**Your goal**
The response must restate the data exactly, with nothing left out.

>>>

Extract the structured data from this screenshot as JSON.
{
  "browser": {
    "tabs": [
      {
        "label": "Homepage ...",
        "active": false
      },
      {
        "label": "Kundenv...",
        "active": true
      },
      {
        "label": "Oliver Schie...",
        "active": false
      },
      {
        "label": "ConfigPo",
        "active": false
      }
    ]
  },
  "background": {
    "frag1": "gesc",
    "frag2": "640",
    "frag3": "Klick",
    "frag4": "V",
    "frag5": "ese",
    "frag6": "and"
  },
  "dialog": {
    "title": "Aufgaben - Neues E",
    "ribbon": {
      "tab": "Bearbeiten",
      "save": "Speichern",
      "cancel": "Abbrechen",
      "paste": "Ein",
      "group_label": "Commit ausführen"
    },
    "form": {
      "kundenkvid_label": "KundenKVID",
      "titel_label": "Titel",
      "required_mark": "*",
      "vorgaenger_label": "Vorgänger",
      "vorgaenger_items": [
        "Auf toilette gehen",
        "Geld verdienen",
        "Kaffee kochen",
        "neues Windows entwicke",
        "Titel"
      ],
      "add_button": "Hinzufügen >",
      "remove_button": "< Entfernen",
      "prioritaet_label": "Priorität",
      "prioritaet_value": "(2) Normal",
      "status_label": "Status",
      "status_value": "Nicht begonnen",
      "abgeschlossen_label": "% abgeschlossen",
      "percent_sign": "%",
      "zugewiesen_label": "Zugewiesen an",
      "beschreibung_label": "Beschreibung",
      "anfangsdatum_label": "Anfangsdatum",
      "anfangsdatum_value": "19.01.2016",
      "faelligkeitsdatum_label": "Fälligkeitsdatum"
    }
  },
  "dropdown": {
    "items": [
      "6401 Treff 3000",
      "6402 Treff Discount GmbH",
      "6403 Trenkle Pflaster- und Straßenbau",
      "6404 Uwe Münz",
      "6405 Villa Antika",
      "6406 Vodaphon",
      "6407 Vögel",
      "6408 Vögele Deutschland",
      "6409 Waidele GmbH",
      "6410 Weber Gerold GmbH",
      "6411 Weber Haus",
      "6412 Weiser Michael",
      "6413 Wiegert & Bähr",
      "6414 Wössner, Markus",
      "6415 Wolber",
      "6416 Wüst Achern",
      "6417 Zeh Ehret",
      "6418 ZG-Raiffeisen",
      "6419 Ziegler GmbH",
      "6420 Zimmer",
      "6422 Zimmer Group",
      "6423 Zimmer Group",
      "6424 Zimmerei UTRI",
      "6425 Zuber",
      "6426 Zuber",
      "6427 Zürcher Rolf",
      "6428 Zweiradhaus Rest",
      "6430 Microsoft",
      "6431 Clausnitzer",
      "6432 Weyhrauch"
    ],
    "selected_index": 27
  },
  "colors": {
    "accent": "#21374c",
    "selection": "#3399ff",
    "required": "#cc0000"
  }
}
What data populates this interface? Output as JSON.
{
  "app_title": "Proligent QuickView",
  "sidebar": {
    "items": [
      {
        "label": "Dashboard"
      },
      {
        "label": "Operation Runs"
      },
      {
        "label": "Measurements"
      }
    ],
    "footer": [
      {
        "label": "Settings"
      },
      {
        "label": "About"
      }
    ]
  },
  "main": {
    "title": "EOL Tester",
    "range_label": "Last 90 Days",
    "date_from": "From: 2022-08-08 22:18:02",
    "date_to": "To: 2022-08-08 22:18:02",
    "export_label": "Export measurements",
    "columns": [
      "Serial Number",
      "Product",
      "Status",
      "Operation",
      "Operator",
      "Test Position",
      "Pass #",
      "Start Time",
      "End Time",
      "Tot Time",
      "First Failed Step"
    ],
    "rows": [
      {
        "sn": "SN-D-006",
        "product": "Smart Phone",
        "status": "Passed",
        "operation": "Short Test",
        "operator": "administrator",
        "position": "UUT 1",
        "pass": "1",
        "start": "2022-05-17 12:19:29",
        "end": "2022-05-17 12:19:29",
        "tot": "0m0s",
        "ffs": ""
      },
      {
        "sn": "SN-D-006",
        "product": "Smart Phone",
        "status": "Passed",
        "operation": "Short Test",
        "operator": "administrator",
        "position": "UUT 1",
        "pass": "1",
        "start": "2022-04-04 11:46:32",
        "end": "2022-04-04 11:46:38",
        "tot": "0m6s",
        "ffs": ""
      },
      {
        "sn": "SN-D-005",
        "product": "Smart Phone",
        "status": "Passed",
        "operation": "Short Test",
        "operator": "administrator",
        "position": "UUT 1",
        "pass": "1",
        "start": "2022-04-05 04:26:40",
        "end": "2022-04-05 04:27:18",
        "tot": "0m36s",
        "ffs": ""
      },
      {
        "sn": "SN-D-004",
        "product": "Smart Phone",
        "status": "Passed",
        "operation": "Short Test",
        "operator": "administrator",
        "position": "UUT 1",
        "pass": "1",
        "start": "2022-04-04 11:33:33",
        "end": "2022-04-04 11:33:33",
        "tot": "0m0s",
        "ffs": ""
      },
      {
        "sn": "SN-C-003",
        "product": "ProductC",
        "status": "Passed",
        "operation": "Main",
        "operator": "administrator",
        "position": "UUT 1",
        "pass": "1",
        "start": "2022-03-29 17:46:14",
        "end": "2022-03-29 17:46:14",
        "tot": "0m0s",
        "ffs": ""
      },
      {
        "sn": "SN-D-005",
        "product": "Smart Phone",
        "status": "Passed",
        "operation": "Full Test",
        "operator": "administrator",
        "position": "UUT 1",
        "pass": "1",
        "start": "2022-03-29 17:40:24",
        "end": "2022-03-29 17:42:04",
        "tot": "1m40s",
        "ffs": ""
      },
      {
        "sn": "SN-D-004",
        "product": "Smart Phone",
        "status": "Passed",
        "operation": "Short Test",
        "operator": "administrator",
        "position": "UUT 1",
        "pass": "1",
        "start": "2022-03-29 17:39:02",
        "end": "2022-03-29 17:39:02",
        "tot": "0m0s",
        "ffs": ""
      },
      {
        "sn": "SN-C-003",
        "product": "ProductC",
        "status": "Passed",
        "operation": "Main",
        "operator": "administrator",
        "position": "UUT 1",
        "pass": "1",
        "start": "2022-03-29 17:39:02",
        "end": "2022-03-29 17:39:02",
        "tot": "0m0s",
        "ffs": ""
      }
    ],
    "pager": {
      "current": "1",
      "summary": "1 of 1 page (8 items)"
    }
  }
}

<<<

**Result of this exercise**
Extract the structured data from this screenshot as JSON.
{
  "browser": {
    "tabs": [
      {
        "label": "Homepage ...",
        "active": false
      },
      {
        "label": "Kundenv...",
        "active": true
      },
      {
        "label": "Oliver Schie...",
        "active": false
      },
      {
        "label": "ConfigPo",
        "active": false
      }
    ]
  },
  "background": {
    "frag1": "gesc",
    "frag2": "640",
    "frag3": "Klick",
    "frag4": "V",
    "frag5": "ese",
    "frag6": "and"
  },
  "dialog": {
    "title": "Aufgaben - Neues E",
    "ribbon": {
      "tab": "Bearbeiten",
      "save": "Speichern",
      "cancel": "Abbrechen",
      "paste": "Ein",
      "group_label": "Commit ausführen"
    },
    "form": {
      "kundenkvid_label": "KundenKVID",
      "titel_label": "Titel",
      "required_mark": "*",
      "vorgaenger_label": "Vorgänger",
      "vorgaenger_items": [
        "Auf toilette gehen",
        "Geld verdienen",
        "Kaffee kochen",
        "neues Windows entwicke",
        "Titel"
      ],
      "add_button": "Hinzufügen >",
      "remove_button": "< Entfernen",
      "prioritaet_label": "Priorität",
      "prioritaet_value": "(2) Normal",
      "status_label": "Status",
      "status_value": "Nicht begonnen",
      "abgeschlossen_label": "% abgeschlossen",
      "percent_sign": "%",
      "zugewiesen_label": "Zugewiesen an",
      "beschreibung_label": "Beschreibung",
      "anfangsdatum_label": "Anfangsdatum",
      "anfangsdatum_value": "19.01.2016",
      "faelligkeitsdatum_label": "Fälligkeitsdatum"
    }
  },
  "dropdown": {
    "items": [
      "6401 Treff 3000",
      "6402 Treff Discount GmbH",
      "6403 Trenkle Pflaster- und Straßenbau",
      "6404 Uwe Münz",
      "6405 Villa Antika",
      "6406 Vodaphon",
      "6407 Vögel",
      "6408 Vögele Deutschland",
      "6409 Waidele GmbH",
      "6410 Weber Gerold GmbH",
      "6411 Weber Haus",
      "6412 Weiser Michael",
      "6413 Wiegert & Bähr",
      "6414 Wössner, Markus",
      "6415 Wolber",
      "6416 Wüst Achern",
      "6417 Zeh Ehret",
      "6418 ZG-Raiffeisen",
      "6419 Ziegler GmbH",
      "6420 Zimmer",
      "6422 Zimmer Group",
      "6423 Zimmer Group",
      "6424 Zimmerei UTRI",
      "6425 Zuber",
      "6426 Zuber",
      "6427 Zürcher Rolf",
      "6428 Zweiradhaus Rest",
      "6430 Microsoft",
      "6431 Clausnitzer",
      "6432 Weyhrauch"
    ],
    "selected_index": 27
  },
  "colors": {
    "accent": "#21374c",
    "selection": "#3399ff",
    "required": "#cc0000"
  }
}
What data populates this interface? Output as JSON.
{
  "app_title": "Proligent QuickView",
  "sidebar": {
    "items": [
      {
        "label": "Dashboard"
      },
      {
        "label": "Operation Runs"
      },
      {
        "label": "Measurements"
      }
    ],
    "footer": [
      {
        "label": "Settings"
      },
      {
        "label": "About"
      }
    ]
  },
  "main": {
    "title": "EOL Tester",
    "range_label": "Last 90 Days",
    "date_from": "From: 2022-08-08 22:18:02",
    "date_to": "To: 2022-08-08 22:18:02",
    "export_label": "Export measurements",
    "columns": [
      "Serial Number",
      "Product",
      "Status",
      "Operation",
      "Operator",
      "Test Position",
      "Pass #",
      "Start Time",
      "End Time",
      "Tot Time",
      "First Failed Step"
    ],
    "rows": [
      {
        "sn": "SN-D-006",
        "product": "Smart Phone",
        "status": "Passed",
        "operation": "Short Test",
        "operator": "administrator",
        "position": "UUT 1",
        "pass": "1",
        "start": "2022-05-17 12:19:29",
        "end": "2022-05-17 12:19:29",
        "tot": "0m0s",
        "ffs": ""
      },
      {
        "sn": "SN-D-006",
        "product": "Smart Phone",
        "status": "Passed",
        "operation": "Short Test",
        "operator": "administrator",
        "position": "UUT 1",
        "pass": "1",
        "start": "2022-04-04 11:46:32",
        "end": "2022-04-04 11:46:38",
        "tot": "0m6s",
        "ffs": ""
      },
      {
        "sn": "SN-D-005",
        "product": "Smart Phone",
        "status": "Passed",
        "operation": "Short Test",
        "operator": "administrator",
        "position": "UUT 1",
        "pass": "1",
        "start": "2022-04-05 04:26:40",
        "end": "2022-04-05 04:27:18",
        "tot": "0m36s",
        "ffs": ""
      },
      {
        "sn": "SN-D-004",
        "product": "Smart Phone",
        "status": "Passed",
        "operation": "Short Test",
        "operator": "administrator",
        "position": "UUT 1",
        "pass": "1",
        "start": "2022-04-04 11:33:33",
        "end": "2022-04-04 11:33:33",
        "tot": "0m0s",
        "ffs": ""
      },
      {
        "sn": "SN-C-003",
        "product": "ProductC",
        "status": "Passed",
        "operation": "Main",
        "operator": "administrator",
        "position": "UUT 1",
        "pass": "1",
        "start": "2022-03-29 17:46:14",
        "end": "2022-03-29 17:46:14",
        "tot": "0m0s",
        "ffs": ""
      },
      {
        "sn": "SN-D-005",
        "product": "Smart Phone",
        "status": "Passed",
        "operation": "Full Test",
        "operator": "administrator",
        "position": "UUT 1",
        "pass": "1",
        "start": "2022-03-29 17:40:24",
        "end": "2022-03-29 17:42:04",
        "tot": "1m40s",
        "ffs": ""
      },
      {
        "sn": "SN-D-004",
        "product": "Smart Phone",
        "status": "Passed",
        "operation": "Short Test",
        "operator": "administrator",
        "position": "UUT 1",
        "pass": "1",
        "start": "2022-03-29 17:39:02",
        "end": "2022-03-29 17:39:02",
        "tot": "0m0s",
        "ffs": ""
      },
      {
        "sn": "SN-C-003",
        "product": "ProductC",
        "status": "Passed",
        "operation": "Main",
        "operator": "administrator",
        "position": "UUT 1",
        "pass": "1",
        "start": "2022-03-29 17:39:02",
        "end": "2022-03-29 17:39:02",
        "tot": "0m0s",
        "ffs": ""
      }
    ],
    "pager": {
      "current": "1",
      "summary": "1 of 1 page (8 items)"
    }
  }
}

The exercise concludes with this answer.